▸ Exercise directions: Filter the listing below, keeping only the lines with the word "label".

▸ The data:
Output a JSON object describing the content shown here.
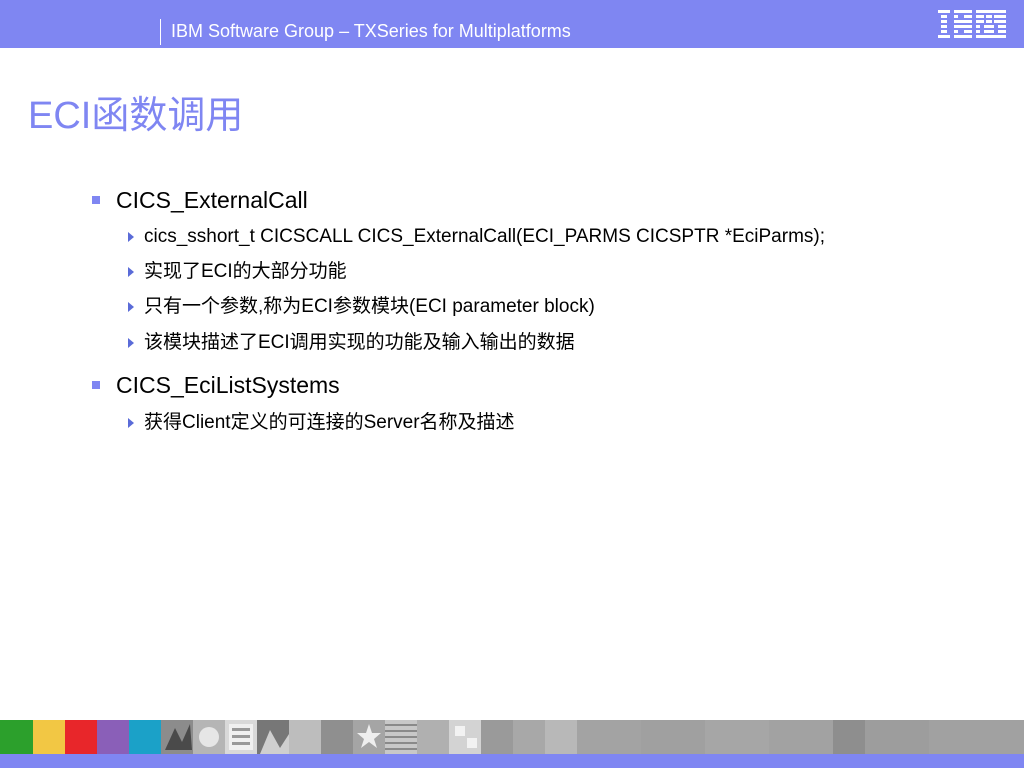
{
  "header": {
    "text": "IBM Software Group – TXSeries for Multiplatforms",
    "logo_text": "IBM",
    "background": "#7f86f2"
  },
  "title": "ECI函数调用",
  "accent_color": "#7f86f2",
  "bullets": [
    {
      "label": "CICS_ExternalCall",
      "subitems": [
        "cics_sshort_t CICSCALL CICS_ExternalCall(ECI_PARMS CICSPTR *EciParms);",
        "实现了ECI的大部分功能",
        "只有一个参数,称为ECI参数模块(ECI parameter block)",
        "该模块描述了ECI调用实现的功能及输入输出的数据"
      ]
    },
    {
      "label": "CICS_EciListSystems",
      "subitems": [
        "获得Client定义的可连接的Server名称及描述"
      ]
    }
  ],
  "footer_colors": [
    "#2ca02c",
    "#f2c744",
    "#e8262a",
    "#8a5fb8",
    "#1ba1c8"
  ]
}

▸ Solution for this exercise:
      "label": "CICS_ExternalCall",
      "label": "CICS_EciListSystems",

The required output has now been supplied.